(Records provided Opens)

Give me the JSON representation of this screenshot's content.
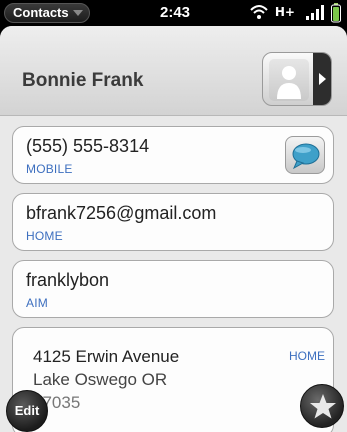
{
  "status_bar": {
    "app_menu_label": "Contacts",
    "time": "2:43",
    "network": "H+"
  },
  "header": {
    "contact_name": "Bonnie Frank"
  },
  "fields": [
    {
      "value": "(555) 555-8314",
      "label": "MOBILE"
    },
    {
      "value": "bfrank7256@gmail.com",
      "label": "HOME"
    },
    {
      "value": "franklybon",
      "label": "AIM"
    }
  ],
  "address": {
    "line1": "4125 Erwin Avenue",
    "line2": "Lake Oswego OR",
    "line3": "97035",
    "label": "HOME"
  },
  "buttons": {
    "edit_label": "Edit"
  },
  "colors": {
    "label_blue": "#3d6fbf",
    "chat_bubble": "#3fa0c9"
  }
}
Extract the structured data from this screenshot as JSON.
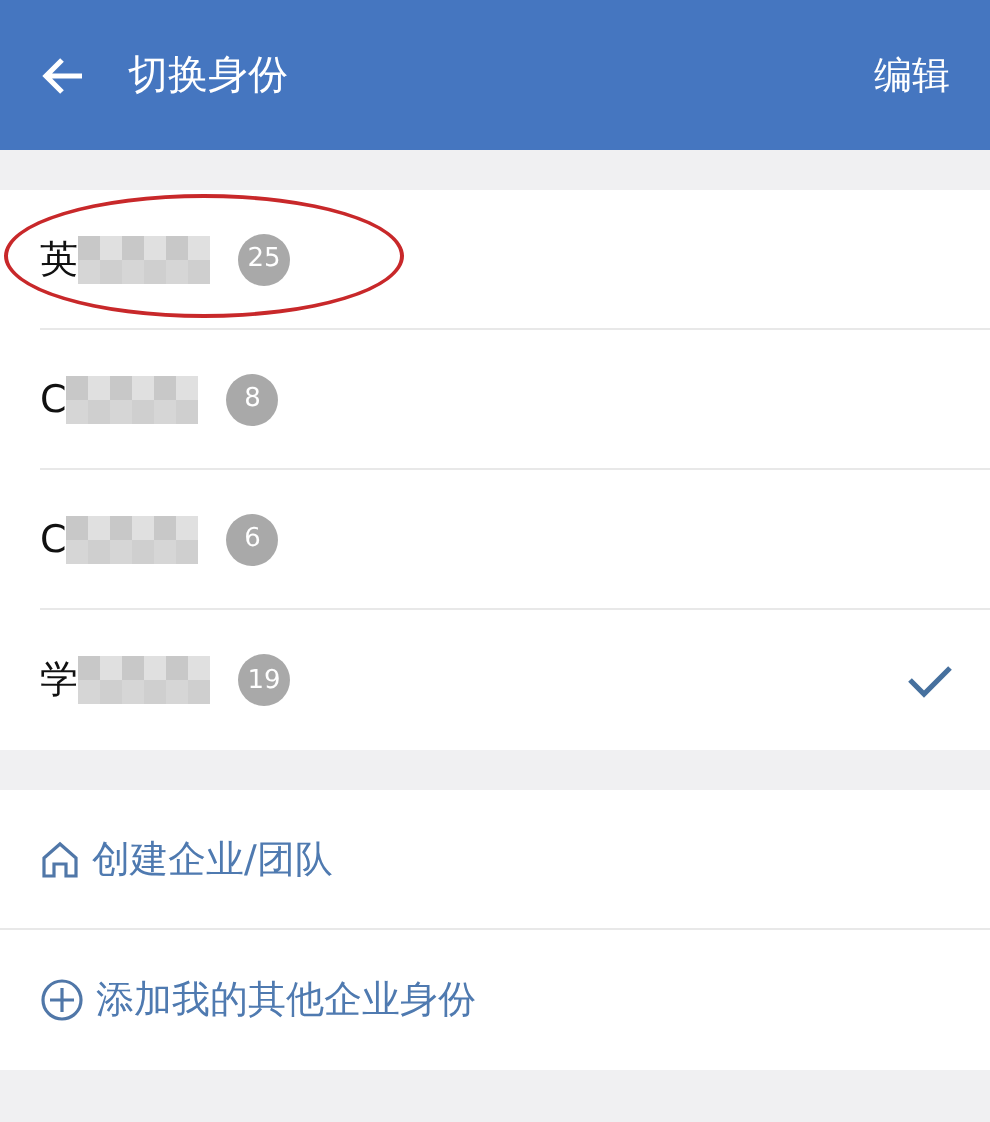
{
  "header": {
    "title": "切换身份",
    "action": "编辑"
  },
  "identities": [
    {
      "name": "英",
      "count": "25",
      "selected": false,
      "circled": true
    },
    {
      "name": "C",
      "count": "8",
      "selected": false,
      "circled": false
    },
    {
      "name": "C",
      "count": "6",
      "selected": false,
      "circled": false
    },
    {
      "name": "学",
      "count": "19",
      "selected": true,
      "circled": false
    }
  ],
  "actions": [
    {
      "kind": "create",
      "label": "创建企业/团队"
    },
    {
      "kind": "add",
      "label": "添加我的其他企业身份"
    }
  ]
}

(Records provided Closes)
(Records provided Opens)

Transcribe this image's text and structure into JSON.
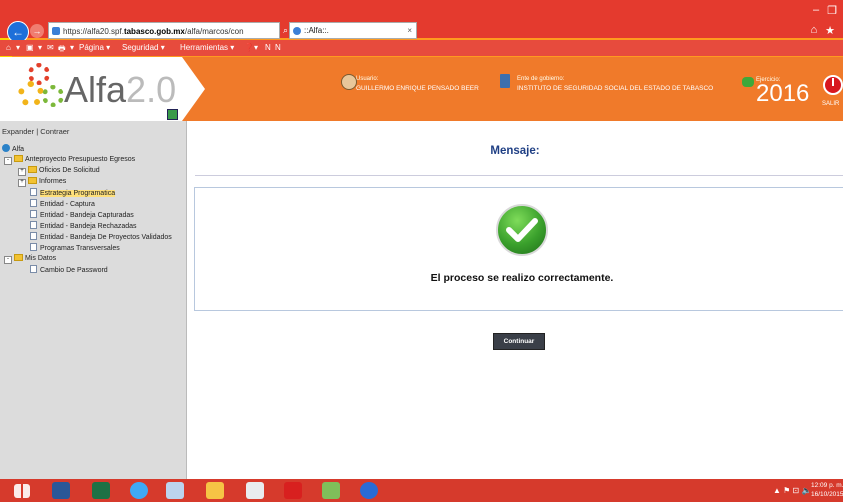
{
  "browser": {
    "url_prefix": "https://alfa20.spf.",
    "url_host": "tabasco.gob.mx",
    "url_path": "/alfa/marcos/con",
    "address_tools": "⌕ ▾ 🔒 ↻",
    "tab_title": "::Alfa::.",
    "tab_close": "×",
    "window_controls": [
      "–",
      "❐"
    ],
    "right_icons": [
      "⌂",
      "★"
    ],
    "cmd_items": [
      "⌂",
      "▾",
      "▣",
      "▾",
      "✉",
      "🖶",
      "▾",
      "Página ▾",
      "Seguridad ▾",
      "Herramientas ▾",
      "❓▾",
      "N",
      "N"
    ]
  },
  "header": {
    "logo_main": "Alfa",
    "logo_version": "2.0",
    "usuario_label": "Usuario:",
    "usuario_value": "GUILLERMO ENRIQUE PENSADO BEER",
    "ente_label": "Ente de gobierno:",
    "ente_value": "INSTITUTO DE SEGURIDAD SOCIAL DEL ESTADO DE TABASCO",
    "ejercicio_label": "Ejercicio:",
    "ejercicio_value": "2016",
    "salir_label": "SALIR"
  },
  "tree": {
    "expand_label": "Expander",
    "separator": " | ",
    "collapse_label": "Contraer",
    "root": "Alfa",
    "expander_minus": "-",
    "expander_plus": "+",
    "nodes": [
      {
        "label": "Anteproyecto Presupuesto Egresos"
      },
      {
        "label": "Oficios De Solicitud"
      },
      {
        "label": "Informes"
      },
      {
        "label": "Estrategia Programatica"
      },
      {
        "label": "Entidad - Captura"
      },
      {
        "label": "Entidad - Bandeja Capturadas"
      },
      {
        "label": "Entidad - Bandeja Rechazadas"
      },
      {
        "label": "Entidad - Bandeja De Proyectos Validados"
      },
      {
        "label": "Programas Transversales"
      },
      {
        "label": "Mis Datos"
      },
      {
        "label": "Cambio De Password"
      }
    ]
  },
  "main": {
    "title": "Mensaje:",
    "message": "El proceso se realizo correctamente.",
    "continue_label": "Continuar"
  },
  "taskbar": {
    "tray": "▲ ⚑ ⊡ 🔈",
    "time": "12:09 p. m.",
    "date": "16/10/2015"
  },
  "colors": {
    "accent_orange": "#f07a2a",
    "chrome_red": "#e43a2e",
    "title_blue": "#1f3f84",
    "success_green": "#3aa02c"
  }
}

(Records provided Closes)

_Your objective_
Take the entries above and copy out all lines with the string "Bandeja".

_Reply to the exercise_
        "label": "Entidad - Bandeja Capturadas"
        "label": "Entidad - Bandeja Rechazadas"
        "label": "Entidad - Bandeja De Proyectos Validados"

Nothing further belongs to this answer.